“Where are the bodies?” I said, softly enough that only Fogwillow could hear. Her mouth was pressed into a tight line, and she wouldn’t meet my gaze. “Fogwillow?”

“There are none,” she finally said. “This—” She motioned to the trees, where the ragged flags were as countless as the leaves. “This is all that is left to mourn.”

I thought of the broken terminal Dean Enislen had taken me to visit once. I thought of the burned out circle, the scorched and still-smoking earth that ran a mile in every direction. That was all the Ryvkk had left behind. Nothing. That was all that was left of Len Candle, too. And a good part of Blush, or so I was told.

In the clearing, Candle and her mother stood up. I tensed, waiting as they shared a few more moments together, then headed our way. Candle’s face was still veiled in shadow, head hung. I couldn’t help it; I ran and met them halfway.

Martha drew to a stop before me with a long, inscrutable look. Candle hung back, and when I tried to get a good look at her, her mother shifted, almost imperceptibly, blocking my path. Guarding her daughter, I realized, and my mouth went dry.

“Which pennants are his?” I managed to get out.

Martha turned and pointed to one of the branches. “The green ones, there.” There was no warmth in her voice.

I stared. They were small, and I thought maybe Martha had knitted them herself before I realized they were made of socks, cut open and strung along their own unraveled wool.

“I’m sorry,” I said, and was immediately angry with myself for saying it. I hadn’t done this. I had nothing to do with the attack on Blush. I’d been halfway across Trill. Held captive in a staving observatory.

I met Martha’s eyes. The moonlight made them sharp, and I could see nothing in them but distance and fatigue. Behind her, Candle sniffed.

“People will be watching for you,” Martha said quietly.

“I know.”

“I could turn you in.”

My stomach twisted. The silence between us extended into something profoundly uncomfortable. Martha had always been happy to see me, had always greeted me with kindness. I could still see the echoes of those feelings somewhere, in the lines of her face, but they were faded, like a prism without magic. We had arrived barely an hour ago, and as soon as she saw me her guard went up, and hadn’t gone down since. Whatever her feelings toward me, Martha Candle was definitely not pleased to see me anymore.

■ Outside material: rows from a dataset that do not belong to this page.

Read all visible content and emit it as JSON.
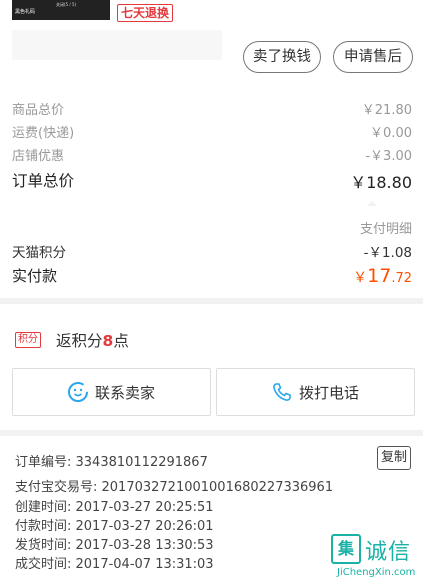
{
  "top": {
    "thumb_text_1": "黑色礼码",
    "thumb_text_2": "关闭(5 / 5)",
    "return_badge": "七天退换",
    "sell_button": "卖了换钱",
    "after_sale_button": "申请售后"
  },
  "prices": {
    "goods_total_label": "商品总价",
    "goods_total_value": "￥21.80",
    "shipping_label": "运费(快递)",
    "shipping_value": "￥0.00",
    "discount_label": "店铺优惠",
    "discount_value": "-￥3.00",
    "order_total_label": "订单总价",
    "order_total_value": "￥18.80"
  },
  "payment": {
    "detail_link": "支付明细",
    "tmall_points_label": "天猫积分",
    "tmall_points_value": "-￥1.08",
    "paid_label": "实付款",
    "paid_currency": "￥",
    "paid_int": "17",
    "paid_dec": ".72"
  },
  "points": {
    "badge": "积分",
    "text_prefix": "返积分",
    "amount": "8",
    "text_suffix": "点"
  },
  "actions": {
    "contact_label": "联系卖家",
    "call_label": "拨打电话"
  },
  "order_info": {
    "order_no": "订单编号:  3343810112291867",
    "copy_label": "复制",
    "alipay_no": "支付宝交易号:  2017032721001001680227336961",
    "created": "创建时间:  2017-03-27  20:25:51",
    "paid_time": "付款时间:  2017-03-27  20:26:01",
    "shipped": "发货时间:  2017-03-28  13:30:53",
    "completed": "成交时间:  2017-04-07  13:31:03"
  },
  "watermark": {
    "logo": "集",
    "chinese": "诚信",
    "url": "JiChengXin.com"
  },
  "colors": {
    "accent_red": "#e4393c",
    "price_orange": "#ff5000",
    "watermark_teal": "#19b2a5"
  }
}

Finally, Candle brushed forward. “Come on, mom,” she said. “No one here’s going to turn Nova in.” I started for her, but she was too fast, leaving me in her wake as she headed back in the direction of camp. Martha followed after without giving me a second look. Fogwillow waited, straight-backed, leaning on her staff, at the edge of the grove.

Autumn was coming on. Cebelis trees didn’t turn, exactly, but their pink leaves did fade to nearly white. They were just beginning to fall now, and the memory pennants bristled at their passing. They cast darting shadows on me as I gathered my emotions by myself in the strange, makeshift mausoleum.

“Nova,” Fogwillow said after a time. “Come.”

“Why?” I said miserably. “What are we even doing here? What’s even the point?” Fogwillow swept her staff out and came forward, her earthen robes trailing behind, hemmed with weeks of dirt from our journey back to Blush. She looked down at me and her eyes seemed to see straight through my head, as if I were the only spark of magic in the Ferren. She still smelled like steckleberries. I gave her a pleading look. “What am I supposed to do?”

 “First, we need to get you home.”